How Does Floatation Improve Cognitive Function?

Dr Peter Suedfield has spent much of his career studying the effects of REST (Restricted Environmental Stimulation Therapies), principally floatation. Here are four cognitive functions proven by Suedfeld’s studies to be improved by floatation:Memory functionVerbal processingCreativityMusicality (musical talent or sensitivity)(here’s some more from Dr Suedfeld on REST)Apart from the benefits of sensory deprivation, what else happens when we float that helps our brains to work better?

1. Vasodilation: ‘Floating promotes vasodilatation, facilitating blood flow to all the parts and systems of the body, including the brain. It creates a whole body healing effect.’ Michael Hutchinson, The Book of Floating.

2. As blood flow increases around the body, all major organs including the brain receive more oxygen, triggering optimized functionality. This is why the risk and symptoms of many diseases, such as congestive heart failure and hypertension, are alleviated.

3. As the brain receives more oxygen it releases more endorphins (the happy chemicals), which relieve pain and stress.

4. Regular float sessions essentially train the ‘endorphin muscle’, rewiring the brain to secrete endorphins more frequently, causing a more consistent state of happiness and relaxation, and sustained levels of positive energy.

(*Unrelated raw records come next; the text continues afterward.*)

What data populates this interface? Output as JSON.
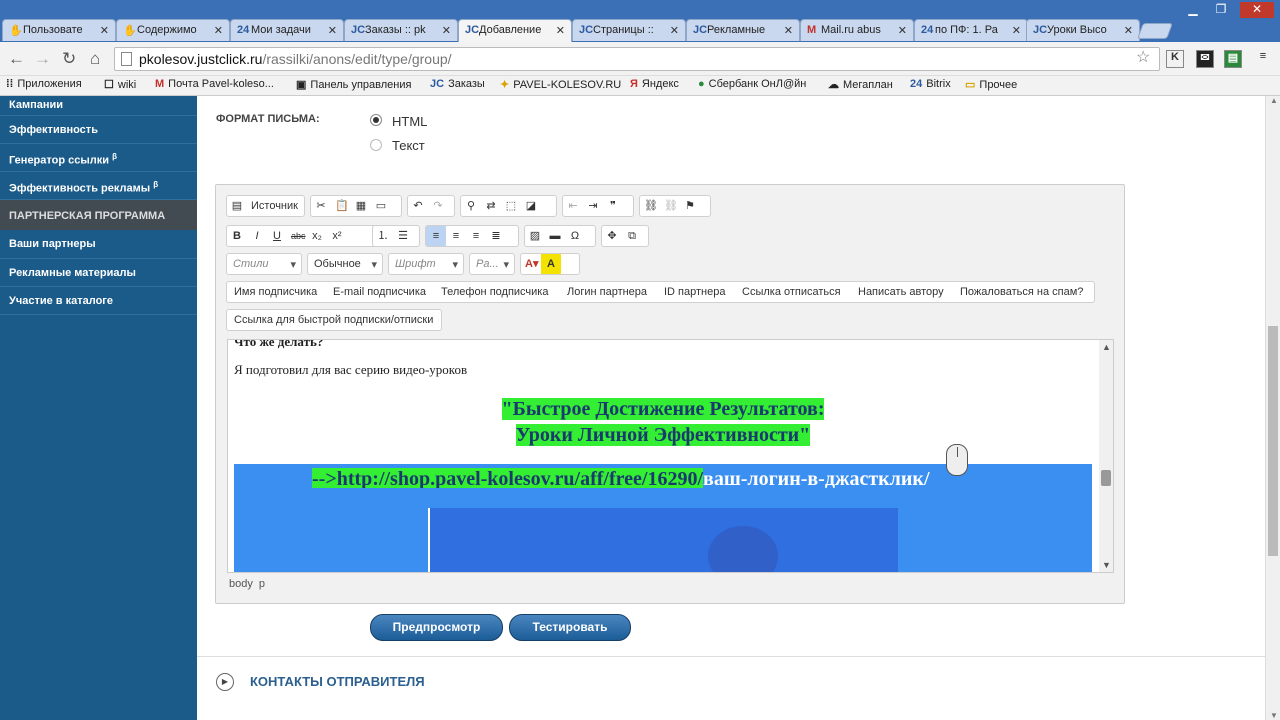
{
  "browser": {
    "tabs": [
      {
        "label": "Пользовате",
        "icon": "ya-icon"
      },
      {
        "label": "Содержимо",
        "icon": "ya-icon"
      },
      {
        "label": "Мои задачи",
        "icon": "24"
      },
      {
        "label": "Заказы :: pk",
        "icon": "JC"
      },
      {
        "label": "Добавление",
        "icon": "JC"
      },
      {
        "label": "Страницы ::",
        "icon": "JC"
      },
      {
        "label": "Рекламные",
        "icon": "JC"
      },
      {
        "label": "Mail.ru abus",
        "icon": "M"
      },
      {
        "label": "по ПФ: 1. Ра",
        "icon": "24"
      },
      {
        "label": "Уроки Высо",
        "icon": "JC"
      }
    ],
    "active_tab": 4,
    "url_host": "pkolesov.justclick.ru",
    "url_path": "/rassilki/anons/edit/type/group/",
    "bookmarks": [
      {
        "label": "Приложения",
        "icon": "apps-icon"
      },
      {
        "label": "wiki",
        "icon": "wiki-icon"
      },
      {
        "label": "Почта Pavel-koleso...",
        "icon": "gmail-icon"
      },
      {
        "label": "Панель управления",
        "icon": "panel-icon"
      },
      {
        "label": "Заказы",
        "icon": "JC"
      },
      {
        "label": "PAVEL-KOLESOV.RU",
        "icon": "star-icon"
      },
      {
        "label": "Яндекс",
        "icon": "ya-icon"
      },
      {
        "label": "Сбербанк ОнЛ@йн",
        "icon": "sber-icon"
      },
      {
        "label": "Мегаплан",
        "icon": "megaplan-icon"
      },
      {
        "label": "Bitrix",
        "icon": "24"
      },
      {
        "label": "Прочее",
        "icon": "folder-icon"
      }
    ]
  },
  "sidebar": {
    "items_top": [
      "Кампании",
      "Эффективность",
      "Генератор ссылки",
      "Эффективность рекламы"
    ],
    "beta_mark": "β",
    "section": "ПАРТНЕРСКАЯ ПРОГРАММА",
    "items_bottom": [
      "Ваши партнеры",
      "Рекламные материалы",
      "Участие в каталоге"
    ]
  },
  "form": {
    "format_label": "ФОРМАТ ПИСЬМА:",
    "format_options": [
      "HTML",
      "Текст"
    ],
    "format_selected": "HTML"
  },
  "editor": {
    "source_label": "Источник",
    "styles": "Стили",
    "format": "Обычное",
    "font": "Шрифт",
    "size": "Ра...",
    "placeholders": [
      "Имя подписчика",
      "E-mail подписчика",
      "Телефон подписчика",
      "Логин партнера",
      "ID партнера",
      "Ссылка отписаться",
      "Написать автору",
      "Пожаловаться на спам?"
    ],
    "placeholder_extra": "Ссылка для быстрой подписки/отписки",
    "content": {
      "cut_line": "Что же делать?",
      "paragraph": "Я подготовил для вас серию видео-уроков",
      "title_line1": "\"Быстрое Достижение Результатов:",
      "title_line2": "Уроки Личной Эффективности\"",
      "link_green": "-->http://shop.pavel-kolesov.ru/aff/free/16290/",
      "link_selected": "ваш-логин-в-джастклик/"
    },
    "status_path": [
      "body",
      "p"
    ]
  },
  "buttons": {
    "preview": "Предпросмотр",
    "test": "Тестировать"
  },
  "contacts": {
    "label": "КОНТАКТЫ ОТПРАВИТЕЛЯ"
  }
}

Floatation is therefore a fast track ticket to not only alleviate physical ailments, but also to trigger heightened brain activity, more profound relaxation, and improved quality of sleep. Regular float sessions induce a sustained release of endorphins which reduces stress, allowing the brain to function better. What’s more, giving the brain this precious time to rest better than it does during a night’s sleep is rejuvenating, and a rested brain means all round improvement in cognitive function.